I have a 99 ex with leather seats. The drivers seat has a couple cracks that have opened up that are about 1" to 2" in length and maybe 1/8" wide. I've attempted to patch with a kit I got that I mixed up some goop, spread it in the crack, and then applied heat. This didn't work too well (probably due to the person doing the work). Has anyone had good luck repairing or even preventing cracks in the leather seats ? I see other cracks that appear to be getting close to opening up.
#1880 of 2262 Re: leather seats cracking [don_nc]
Sep 15, 2009 (1:55 pm)
Leather treatments like the brand Lexol are designed to help leather from drying out, but once they do and start to crack, I doubt applying leather treatment will help.
I've seen glues specifically designed for leather, maybe some of that and a temporary piece of packaging tape across the crack to hold together while the glue dries?

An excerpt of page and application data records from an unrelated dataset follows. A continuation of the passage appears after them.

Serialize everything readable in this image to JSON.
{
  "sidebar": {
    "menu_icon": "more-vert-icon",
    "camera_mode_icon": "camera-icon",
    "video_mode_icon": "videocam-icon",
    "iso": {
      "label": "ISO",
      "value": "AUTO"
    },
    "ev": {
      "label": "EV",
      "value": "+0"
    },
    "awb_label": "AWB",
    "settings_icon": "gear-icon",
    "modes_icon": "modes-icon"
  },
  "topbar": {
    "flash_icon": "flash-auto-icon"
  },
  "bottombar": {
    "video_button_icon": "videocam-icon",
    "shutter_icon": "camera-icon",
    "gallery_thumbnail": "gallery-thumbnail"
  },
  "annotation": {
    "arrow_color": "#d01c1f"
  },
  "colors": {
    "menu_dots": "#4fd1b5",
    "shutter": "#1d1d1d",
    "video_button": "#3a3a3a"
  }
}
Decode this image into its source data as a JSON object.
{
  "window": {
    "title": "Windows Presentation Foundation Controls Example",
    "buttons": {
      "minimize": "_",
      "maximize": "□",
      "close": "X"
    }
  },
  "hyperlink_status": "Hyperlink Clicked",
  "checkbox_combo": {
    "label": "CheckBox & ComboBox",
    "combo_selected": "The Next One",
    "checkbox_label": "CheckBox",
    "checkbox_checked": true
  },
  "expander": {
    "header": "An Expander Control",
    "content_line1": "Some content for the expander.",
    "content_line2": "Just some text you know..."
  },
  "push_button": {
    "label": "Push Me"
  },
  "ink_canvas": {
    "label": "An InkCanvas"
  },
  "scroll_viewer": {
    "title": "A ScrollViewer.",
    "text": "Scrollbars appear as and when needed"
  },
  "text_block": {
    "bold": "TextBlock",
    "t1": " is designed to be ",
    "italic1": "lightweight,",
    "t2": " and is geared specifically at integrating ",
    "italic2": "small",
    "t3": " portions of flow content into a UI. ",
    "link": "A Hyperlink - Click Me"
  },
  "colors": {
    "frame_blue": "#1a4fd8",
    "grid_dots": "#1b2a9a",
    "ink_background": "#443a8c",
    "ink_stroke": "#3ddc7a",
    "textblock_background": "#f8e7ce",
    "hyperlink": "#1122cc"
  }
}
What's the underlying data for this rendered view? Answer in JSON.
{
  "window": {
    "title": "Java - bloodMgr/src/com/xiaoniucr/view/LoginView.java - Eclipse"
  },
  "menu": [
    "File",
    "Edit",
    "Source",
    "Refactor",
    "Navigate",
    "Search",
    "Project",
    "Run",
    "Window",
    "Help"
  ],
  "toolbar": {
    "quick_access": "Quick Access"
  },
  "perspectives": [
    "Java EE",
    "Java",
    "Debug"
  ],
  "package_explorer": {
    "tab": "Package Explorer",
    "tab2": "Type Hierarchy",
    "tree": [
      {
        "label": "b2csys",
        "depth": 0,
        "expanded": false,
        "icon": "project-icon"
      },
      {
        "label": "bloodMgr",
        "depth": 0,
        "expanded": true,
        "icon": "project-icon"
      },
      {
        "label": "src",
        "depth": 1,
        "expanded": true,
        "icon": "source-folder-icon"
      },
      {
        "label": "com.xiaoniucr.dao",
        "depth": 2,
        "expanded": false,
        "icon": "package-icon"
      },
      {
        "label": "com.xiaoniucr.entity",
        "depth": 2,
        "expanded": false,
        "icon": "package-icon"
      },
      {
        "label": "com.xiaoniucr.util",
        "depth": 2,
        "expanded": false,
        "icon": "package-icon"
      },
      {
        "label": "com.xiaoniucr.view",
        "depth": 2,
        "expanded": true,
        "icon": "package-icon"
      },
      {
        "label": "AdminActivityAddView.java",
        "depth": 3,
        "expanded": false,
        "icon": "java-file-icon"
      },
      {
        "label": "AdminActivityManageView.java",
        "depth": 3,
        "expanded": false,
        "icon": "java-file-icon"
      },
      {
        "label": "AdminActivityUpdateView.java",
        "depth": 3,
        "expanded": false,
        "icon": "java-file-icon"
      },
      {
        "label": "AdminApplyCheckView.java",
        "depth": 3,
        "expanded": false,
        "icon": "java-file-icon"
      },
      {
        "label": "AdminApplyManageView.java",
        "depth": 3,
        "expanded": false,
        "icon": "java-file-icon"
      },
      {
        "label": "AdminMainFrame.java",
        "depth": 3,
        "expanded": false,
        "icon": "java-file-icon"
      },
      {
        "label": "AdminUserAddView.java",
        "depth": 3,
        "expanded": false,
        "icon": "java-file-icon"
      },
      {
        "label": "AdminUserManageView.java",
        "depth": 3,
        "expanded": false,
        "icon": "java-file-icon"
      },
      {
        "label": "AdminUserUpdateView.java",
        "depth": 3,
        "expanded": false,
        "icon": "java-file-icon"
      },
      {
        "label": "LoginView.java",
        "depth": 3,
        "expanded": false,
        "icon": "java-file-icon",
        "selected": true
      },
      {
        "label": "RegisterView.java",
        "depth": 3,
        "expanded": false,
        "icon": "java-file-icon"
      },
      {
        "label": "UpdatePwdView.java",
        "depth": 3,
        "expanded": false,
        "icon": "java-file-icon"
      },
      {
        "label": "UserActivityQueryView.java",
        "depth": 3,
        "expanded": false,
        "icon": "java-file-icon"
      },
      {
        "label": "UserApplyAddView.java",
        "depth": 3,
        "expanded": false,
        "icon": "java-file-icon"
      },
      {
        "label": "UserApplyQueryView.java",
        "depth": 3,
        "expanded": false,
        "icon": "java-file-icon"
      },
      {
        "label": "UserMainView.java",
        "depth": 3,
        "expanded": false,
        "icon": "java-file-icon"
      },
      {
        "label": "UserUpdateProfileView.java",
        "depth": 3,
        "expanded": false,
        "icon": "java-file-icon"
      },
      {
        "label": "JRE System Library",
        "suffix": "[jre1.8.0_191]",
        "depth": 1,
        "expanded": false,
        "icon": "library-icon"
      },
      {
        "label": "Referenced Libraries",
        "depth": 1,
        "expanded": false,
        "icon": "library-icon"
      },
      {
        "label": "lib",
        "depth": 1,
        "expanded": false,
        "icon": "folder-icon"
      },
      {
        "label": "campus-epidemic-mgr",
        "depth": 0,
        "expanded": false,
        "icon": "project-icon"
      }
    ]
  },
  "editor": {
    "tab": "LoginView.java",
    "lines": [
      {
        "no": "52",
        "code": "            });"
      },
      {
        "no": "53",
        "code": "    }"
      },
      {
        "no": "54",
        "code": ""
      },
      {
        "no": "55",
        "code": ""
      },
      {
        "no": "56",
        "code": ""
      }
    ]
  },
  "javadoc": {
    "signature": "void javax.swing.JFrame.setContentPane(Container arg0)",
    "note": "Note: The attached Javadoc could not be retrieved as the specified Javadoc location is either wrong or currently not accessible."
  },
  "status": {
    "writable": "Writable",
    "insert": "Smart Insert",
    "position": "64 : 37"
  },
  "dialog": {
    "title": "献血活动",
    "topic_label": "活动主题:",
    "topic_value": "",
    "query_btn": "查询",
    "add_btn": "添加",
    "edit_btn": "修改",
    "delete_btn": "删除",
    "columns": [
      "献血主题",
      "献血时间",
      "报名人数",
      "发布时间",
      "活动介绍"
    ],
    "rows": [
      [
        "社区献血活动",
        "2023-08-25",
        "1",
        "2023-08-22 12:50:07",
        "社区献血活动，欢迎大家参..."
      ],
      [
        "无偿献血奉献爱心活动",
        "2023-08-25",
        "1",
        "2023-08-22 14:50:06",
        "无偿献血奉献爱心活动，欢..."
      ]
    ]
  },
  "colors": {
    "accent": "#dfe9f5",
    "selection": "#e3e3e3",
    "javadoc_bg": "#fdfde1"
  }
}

What about those iron-on cloth repair sheets, slip one under the opened crack, hold the crack closed and iron on over the top? I did a pants pocket and the patch held up great. I found the sheets at Walmart near the sewing stuff (man, did that make me feel awkward shopping for that) The patches have some sort of heat activated adhesive which held up great through the dryer. As with the goop patch, watch how much you heat the leather.
You might try looking for a local auto upholstery shop, maybe they have some sort of repair option that works better.
I've seen after-market replacement leather seat covers, not cheap, but an option if your going to keep the car for a while and the cracking is objectionable enough to invest in new covers.